Here's recent news. I'd be surprised if he didn't play now.
PHILADELPHIA (AP) - It seems Terrell Owens plans to play in the Super Bowl, ignoring his doctor's orders.
Owens reportedly told ESPN's Michael Irvin that, barring any setbacks, he will play against the New England Patriots.
What's more, Owens reportedly made more progress Thursday, running on the field at the Eagles' indoor practice facility.
Owens was then within earshot of reporters when he reportedly shouted to Eagles' trainer Rick Burkholder, ""Everybody said I couldn't do it, Rick. But it's going down."
FOXSports.com's Jay Glazer reported that the Eagles ran the injured wide receiver Tuesday night and he was able to make cuts without experiencing pain in his surgically repaired ankle. Barring any setbacks, the plan is to have Owens practice with the team on Monday.
On Wednesday, Burkholder said that Owens plans to continue rehabbing his injured ankle in an attempt to suit up for the big game on Feb. 6.
Dr. Mark Myerson, the surgeon who operated on the All-Pro receiver in December, said Tuesday he would not clear Owens to play in the Super Bowl.
"We understand Dr. Myerson's point of view. It's just that our risk-reward is different than his risk-reward," Burkholder said. "He has great risk in clearing Terrell to play and no reward. We think there's some risk and we think there's great reward, so right now we're going to progress with his rehab."
Owens was at the Eagles' practice facility for rehab work Wednesday, but the team did not make Owens available to reporters.
On Monday, before hearing Myerson's bad news, Owens said: "Spiritually I've been healed and I believe that I'll be out there on that field Sunday, regardless of what anybody says."
Myerson inserted two screws in Owens' right ankle and a plate on the outside of the ankle three days after he was injured against Dallas on Dec. 19. By not clearing Owens to play, Myerson should be absolved of any blame if Owens goes against his wishes and winds up re-injuring the ankle.

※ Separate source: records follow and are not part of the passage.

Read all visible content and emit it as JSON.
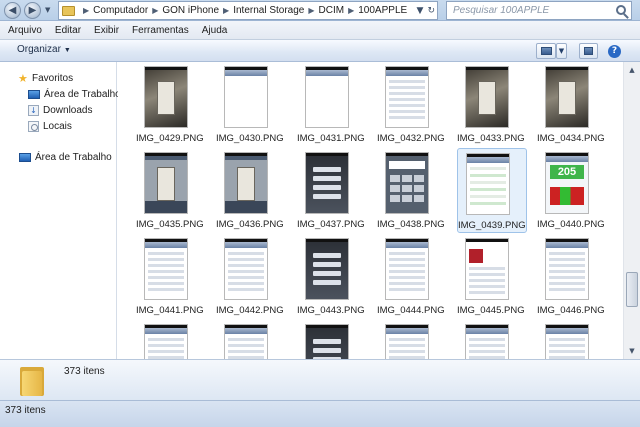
{
  "address": {
    "crumbs": [
      "Computador",
      "GON iPhone",
      "Internal Storage",
      "DCIM",
      "100APPLE"
    ],
    "search_placeholder": "Pesquisar 100APPLE"
  },
  "menu": [
    "Arquivo",
    "Editar",
    "Exibir",
    "Ferramentas",
    "Ajuda"
  ],
  "toolbar": {
    "organize_label": "Organizar",
    "help_label": "?"
  },
  "nav": {
    "favorites_label": "Favoritos",
    "favorites": [
      "Área de Trabalho",
      "Downloads",
      "Locais"
    ],
    "desktop_label": "Área de Trabalho"
  },
  "files": [
    "IMG_0429.PNG",
    "IMG_0430.PNG",
    "IMG_0431.PNG",
    "IMG_0432.PNG",
    "IMG_0433.PNG",
    "IMG_0434.PNG",
    "IMG_0435.PNG",
    "IMG_0436.PNG",
    "IMG_0437.PNG",
    "IMG_0438.PNG",
    "IMG_0439.PNG",
    "IMG_0440.PNG",
    "IMG_0441.PNG",
    "IMG_0442.PNG",
    "IMG_0443.PNG",
    "IMG_0444.PNG",
    "IMG_0445.PNG",
    "IMG_0446.PNG",
    "",
    "",
    "",
    "",
    "",
    ""
  ],
  "selected_file": "IMG_0439.PNG",
  "thumb_text": {
    "counter": "205"
  },
  "details": {
    "count": "373 itens"
  },
  "status": {
    "count": "373 itens"
  }
}
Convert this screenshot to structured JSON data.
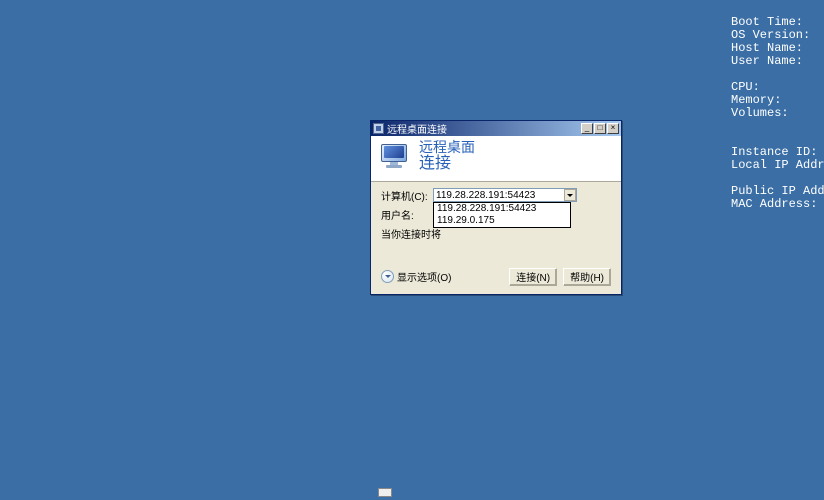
{
  "desktop_info": {
    "lines": [
      "Boot Time:",
      "OS Version:",
      "Host Name:",
      "User Name:",
      "",
      "CPU:",
      "Memory:",
      "Volumes:",
      "",
      "",
      "Instance ID:",
      "Local IP Address:",
      "",
      "Public IP Addre",
      "MAC Address:"
    ]
  },
  "dialog": {
    "title": "远程桌面连接",
    "banner": {
      "line1": "远程桌面",
      "line2": "连接"
    },
    "form": {
      "computer_label": "计算机(C):",
      "computer_value": "119.28.228.191:54423",
      "username_label": "用户名:",
      "username_value": "",
      "hint": "当你连接时将",
      "dropdown_options": [
        "119.28.228.191:54423",
        "119.29.0.175"
      ]
    },
    "buttons": {
      "options": "显示选项(O)",
      "connect": "连接(N)",
      "help": "帮助(H)"
    },
    "window_controls": {
      "minimize": "_",
      "maximize": "□",
      "close": "×"
    }
  }
}
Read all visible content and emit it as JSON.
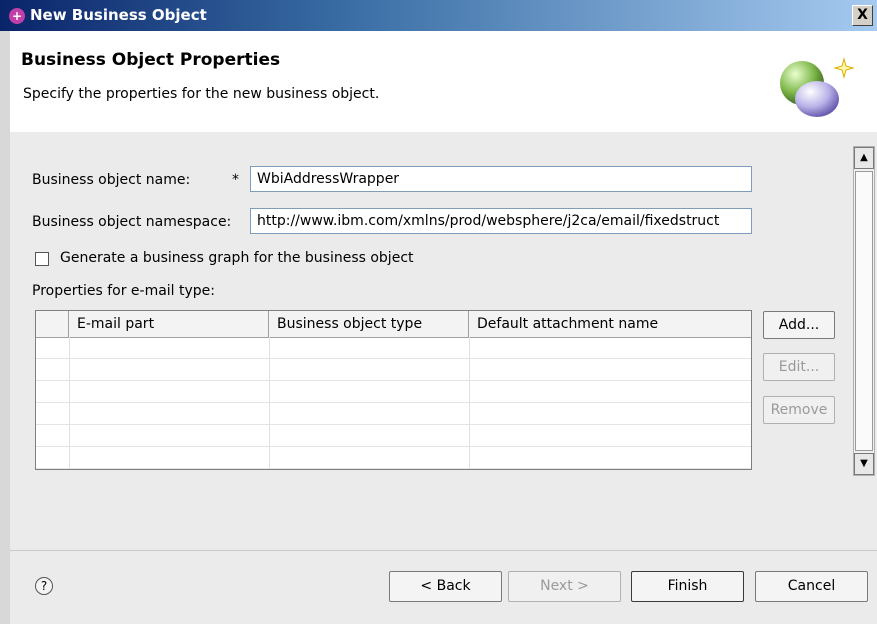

Owens was told after surgery that he had only an outside chance of returning for the Super Bowl, which was 6 1/2 weeks away at the time. But he rehabbed vigorously, hoping to help Philadelphia win its first NFL championship since 1960.
But after a checkup Tuesday in Baltimore, Myerson said that while he's pleased with Owens' recuperation, the operation requires a recovery period of eight to 10 weeks. Myerson added that any attempt to accelerate the rehabilitation process poses the same risk for injury.
Burkholder said Owens worked out on a treadmill when he returned to Philadelphia on Tuesday.
"We will continue to see whether he can jog and see how he does day in and day out, see if he can change direction," Burkholder said Wednesday.
"If he passes all those tests, then we'll start talking about practice time. Right now, the game isn't even in our vision right now. If he has any setbacks in his rehab, then the whole idea of playing in the Super Bowl is probably off."
In his first season with the Eagles after eight years in San Francisco, Owens led Philadelphia with 77 catches for 1,200 yards and 14 TDs.
Quarterback Donovan McNabb and other Eagles have said they don't need Owens to beat the defending champion Patriots, who are 7-point favorites.
"We can win it without T.O. But, if he is there, we can win it with him and we are definitely going to try to win it without him," McNabb said Monday.
"I think he will be back," he added. "But, if he can't be back, we have to continue this ship home."